◆ Saved entries
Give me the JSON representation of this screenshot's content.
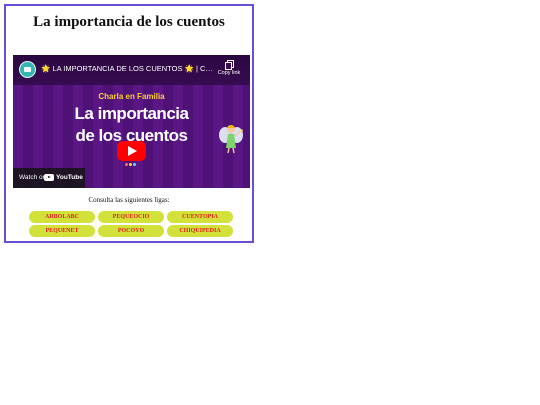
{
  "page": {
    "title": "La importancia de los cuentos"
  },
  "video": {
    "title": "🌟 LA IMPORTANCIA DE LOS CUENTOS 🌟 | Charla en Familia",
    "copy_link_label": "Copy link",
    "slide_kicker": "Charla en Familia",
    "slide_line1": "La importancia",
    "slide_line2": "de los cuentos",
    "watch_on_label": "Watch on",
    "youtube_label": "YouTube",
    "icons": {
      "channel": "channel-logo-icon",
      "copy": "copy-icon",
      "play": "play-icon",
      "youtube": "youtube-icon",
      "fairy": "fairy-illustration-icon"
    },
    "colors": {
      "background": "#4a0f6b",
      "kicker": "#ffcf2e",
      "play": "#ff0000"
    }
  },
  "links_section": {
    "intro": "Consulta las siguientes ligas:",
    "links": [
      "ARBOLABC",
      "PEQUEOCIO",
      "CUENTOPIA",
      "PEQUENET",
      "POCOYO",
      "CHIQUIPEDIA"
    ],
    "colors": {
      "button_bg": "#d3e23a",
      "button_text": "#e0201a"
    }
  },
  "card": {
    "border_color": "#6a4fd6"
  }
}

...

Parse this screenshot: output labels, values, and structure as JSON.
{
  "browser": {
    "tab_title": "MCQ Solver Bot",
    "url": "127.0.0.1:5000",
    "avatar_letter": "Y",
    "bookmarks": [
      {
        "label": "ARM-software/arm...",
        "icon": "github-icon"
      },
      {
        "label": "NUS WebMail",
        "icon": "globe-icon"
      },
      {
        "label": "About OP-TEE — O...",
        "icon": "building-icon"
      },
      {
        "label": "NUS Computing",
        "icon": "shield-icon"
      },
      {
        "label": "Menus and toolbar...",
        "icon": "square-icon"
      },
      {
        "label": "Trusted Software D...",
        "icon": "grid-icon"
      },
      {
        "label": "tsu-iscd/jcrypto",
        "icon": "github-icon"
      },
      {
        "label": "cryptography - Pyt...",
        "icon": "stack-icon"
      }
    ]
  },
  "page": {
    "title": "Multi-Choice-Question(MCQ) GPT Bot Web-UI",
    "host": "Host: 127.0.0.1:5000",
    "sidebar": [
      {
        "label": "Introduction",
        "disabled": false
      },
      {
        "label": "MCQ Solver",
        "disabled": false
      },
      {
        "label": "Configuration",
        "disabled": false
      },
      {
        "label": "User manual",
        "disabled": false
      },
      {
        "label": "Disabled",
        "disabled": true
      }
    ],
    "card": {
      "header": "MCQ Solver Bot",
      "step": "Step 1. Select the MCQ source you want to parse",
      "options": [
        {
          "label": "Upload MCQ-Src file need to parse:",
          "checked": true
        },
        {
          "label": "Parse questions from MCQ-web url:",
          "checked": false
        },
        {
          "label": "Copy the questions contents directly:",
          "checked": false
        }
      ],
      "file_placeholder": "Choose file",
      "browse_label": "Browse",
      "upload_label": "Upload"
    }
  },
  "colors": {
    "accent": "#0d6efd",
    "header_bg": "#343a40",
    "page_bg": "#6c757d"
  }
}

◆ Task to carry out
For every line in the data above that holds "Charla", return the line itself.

◆ Expected answer
    "title": "🌟 LA IMPORTANCIA DE LOS CUENTOS 🌟 | Charla en Familia",
    "slide_kicker": "Charla en Familia",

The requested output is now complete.